Seeing More Cognitive Decline, Advocates Ask Parson For Rapid COVID-19 Tests In Nursing Homes
Alzheimer’s and senior advocates say they’re seeing a disturbing trend of more cognitive decline in nursing home residents since the facilities have been shut down to visitors and activities that stimulate the brain. The Greater Missouri Alzheimer’s Association is asking Governor Mike Parson to provide fast-acting COVID-19 tests for nursing homes to combat the loneliness.
The Alzheimer’s Association wants all residents, staff, and visitors of nursing homes and long-term care facilities tested for COVID-19 with so-called “point of care” tests, which give results in about 15 minutes.
Jerry Dowell, vice president for public policy for the association, said this type of testing would make it safer for visitors to see their loved ones in a facility. He says the social isolation many patients with dementia face during quarantine can lead to a decline in their condition.
“It adds to the loneliness, it adds to depression, it adds to not understanding their situation,” Dowell told KSMU.
Last month, the CEO of a Joplin nursing home where more than a dozen residents have died from COVID-19 said the loneliness and depression appears to be exacerbating cognitive decline among residents there, too.
"There's loneliness. Depression, as they have not been able to see their family. We've seen cognitive decline. And that's really across the entire organization, not just confined to Spring River," said Jake Bell, president and CEO of Christian Horizons, the parent company of Spring River Christian Village nursing home.
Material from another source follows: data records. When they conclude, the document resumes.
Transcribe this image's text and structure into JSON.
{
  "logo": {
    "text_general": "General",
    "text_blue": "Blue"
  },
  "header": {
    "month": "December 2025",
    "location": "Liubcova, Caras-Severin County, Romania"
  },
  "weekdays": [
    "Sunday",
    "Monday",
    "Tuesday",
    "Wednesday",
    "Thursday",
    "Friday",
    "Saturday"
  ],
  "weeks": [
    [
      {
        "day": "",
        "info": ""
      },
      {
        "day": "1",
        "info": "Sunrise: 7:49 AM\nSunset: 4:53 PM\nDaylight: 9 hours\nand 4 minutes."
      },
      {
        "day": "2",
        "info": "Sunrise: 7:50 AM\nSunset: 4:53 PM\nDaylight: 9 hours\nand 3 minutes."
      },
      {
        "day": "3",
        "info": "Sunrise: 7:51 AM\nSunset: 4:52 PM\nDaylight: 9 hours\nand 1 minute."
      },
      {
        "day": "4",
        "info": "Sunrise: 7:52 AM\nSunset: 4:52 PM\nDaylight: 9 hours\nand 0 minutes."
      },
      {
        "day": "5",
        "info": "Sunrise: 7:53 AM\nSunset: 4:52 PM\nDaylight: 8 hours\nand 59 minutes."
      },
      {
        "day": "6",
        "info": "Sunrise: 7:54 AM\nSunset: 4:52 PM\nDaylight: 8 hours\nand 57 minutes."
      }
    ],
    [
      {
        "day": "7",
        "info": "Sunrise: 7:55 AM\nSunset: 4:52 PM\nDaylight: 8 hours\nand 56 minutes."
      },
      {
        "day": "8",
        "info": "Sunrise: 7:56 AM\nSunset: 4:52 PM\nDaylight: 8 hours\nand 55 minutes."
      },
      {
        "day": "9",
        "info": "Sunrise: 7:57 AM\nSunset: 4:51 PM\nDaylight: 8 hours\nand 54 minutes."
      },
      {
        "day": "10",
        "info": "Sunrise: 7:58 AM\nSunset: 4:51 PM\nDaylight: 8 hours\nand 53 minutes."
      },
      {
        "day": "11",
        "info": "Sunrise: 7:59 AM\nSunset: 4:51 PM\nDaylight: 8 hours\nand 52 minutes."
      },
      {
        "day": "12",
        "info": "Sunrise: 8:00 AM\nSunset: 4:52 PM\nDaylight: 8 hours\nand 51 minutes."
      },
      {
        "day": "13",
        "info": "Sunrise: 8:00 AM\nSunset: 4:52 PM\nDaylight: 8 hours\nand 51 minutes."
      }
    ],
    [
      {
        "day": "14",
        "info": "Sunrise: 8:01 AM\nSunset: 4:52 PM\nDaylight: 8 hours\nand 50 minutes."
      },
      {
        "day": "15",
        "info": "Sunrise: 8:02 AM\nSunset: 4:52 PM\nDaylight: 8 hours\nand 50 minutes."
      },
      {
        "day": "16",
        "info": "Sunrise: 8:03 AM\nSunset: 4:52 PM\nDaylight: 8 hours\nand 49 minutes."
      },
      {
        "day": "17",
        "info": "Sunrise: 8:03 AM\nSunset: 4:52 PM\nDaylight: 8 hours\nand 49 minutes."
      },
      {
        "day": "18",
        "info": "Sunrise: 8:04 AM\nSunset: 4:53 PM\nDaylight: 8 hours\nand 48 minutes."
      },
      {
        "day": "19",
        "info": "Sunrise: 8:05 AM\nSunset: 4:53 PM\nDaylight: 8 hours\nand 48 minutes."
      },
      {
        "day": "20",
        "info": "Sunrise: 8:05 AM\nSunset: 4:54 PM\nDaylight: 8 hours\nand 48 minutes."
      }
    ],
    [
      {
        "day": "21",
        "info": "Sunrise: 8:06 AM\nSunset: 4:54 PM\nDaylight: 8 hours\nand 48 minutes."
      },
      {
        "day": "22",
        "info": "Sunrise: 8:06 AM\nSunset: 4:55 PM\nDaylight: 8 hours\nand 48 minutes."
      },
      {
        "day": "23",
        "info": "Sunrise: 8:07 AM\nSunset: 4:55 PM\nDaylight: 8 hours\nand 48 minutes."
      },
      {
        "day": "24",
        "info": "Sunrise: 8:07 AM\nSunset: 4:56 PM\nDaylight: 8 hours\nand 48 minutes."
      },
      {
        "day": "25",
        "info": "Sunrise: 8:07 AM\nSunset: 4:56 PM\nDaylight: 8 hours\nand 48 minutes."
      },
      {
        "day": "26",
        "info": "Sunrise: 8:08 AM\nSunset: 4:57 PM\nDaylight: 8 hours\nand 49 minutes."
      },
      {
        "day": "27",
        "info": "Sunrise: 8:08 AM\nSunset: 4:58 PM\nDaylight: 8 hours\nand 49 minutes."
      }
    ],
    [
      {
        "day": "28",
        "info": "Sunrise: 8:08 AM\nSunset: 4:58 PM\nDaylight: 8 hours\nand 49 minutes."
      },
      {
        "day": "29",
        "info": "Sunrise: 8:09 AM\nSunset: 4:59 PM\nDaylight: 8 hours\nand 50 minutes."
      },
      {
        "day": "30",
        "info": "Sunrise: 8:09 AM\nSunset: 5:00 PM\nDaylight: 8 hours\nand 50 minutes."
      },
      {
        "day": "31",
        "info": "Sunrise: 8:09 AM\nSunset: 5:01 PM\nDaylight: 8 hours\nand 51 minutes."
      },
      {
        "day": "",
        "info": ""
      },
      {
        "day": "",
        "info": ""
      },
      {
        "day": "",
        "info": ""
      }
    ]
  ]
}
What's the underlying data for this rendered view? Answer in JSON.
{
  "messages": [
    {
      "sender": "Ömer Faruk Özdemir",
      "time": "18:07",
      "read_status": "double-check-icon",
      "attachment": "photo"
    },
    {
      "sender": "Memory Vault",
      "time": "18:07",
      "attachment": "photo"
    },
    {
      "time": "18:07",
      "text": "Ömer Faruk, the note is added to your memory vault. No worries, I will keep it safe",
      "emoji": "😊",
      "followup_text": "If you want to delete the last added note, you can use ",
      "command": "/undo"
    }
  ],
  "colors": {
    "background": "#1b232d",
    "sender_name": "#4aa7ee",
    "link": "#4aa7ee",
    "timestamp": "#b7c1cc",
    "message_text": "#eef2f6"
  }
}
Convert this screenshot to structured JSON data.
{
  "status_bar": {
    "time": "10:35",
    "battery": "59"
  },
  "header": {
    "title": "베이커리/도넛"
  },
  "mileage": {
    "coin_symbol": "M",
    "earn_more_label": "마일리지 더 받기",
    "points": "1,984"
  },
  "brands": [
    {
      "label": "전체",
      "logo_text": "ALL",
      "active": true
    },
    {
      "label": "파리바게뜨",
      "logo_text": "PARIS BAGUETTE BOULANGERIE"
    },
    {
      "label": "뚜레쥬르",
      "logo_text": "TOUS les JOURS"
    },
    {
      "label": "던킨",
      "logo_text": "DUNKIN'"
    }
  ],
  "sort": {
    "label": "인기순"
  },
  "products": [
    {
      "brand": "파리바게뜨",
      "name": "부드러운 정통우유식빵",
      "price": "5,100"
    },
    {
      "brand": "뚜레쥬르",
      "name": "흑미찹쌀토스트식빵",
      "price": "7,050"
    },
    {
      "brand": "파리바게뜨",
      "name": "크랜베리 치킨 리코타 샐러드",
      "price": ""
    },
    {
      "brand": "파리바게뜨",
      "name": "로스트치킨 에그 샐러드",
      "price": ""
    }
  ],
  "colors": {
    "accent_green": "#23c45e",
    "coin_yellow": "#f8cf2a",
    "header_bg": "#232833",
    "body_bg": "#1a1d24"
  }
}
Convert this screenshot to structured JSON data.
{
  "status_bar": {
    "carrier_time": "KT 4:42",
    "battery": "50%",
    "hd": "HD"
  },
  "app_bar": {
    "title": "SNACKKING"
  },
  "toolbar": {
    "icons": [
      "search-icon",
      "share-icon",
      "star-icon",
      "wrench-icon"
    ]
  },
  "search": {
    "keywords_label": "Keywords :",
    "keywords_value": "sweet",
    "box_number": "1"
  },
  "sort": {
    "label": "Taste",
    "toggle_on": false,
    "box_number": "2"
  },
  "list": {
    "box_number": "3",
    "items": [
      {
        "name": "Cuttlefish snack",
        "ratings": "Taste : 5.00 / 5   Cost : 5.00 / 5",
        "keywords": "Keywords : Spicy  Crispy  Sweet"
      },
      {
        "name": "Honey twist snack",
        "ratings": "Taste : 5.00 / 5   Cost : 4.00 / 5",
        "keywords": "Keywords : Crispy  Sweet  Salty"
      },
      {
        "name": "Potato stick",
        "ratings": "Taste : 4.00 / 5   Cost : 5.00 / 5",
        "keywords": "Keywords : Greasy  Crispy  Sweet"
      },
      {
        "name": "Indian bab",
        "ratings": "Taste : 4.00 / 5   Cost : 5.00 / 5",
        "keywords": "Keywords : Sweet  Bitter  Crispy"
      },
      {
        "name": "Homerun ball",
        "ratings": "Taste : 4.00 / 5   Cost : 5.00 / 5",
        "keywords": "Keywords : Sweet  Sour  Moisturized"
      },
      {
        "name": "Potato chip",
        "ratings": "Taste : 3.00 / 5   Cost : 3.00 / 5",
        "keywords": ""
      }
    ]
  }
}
Bell says the lack of interaction with loved ones and visitors has likely exacerbated cognitive decline in some residents.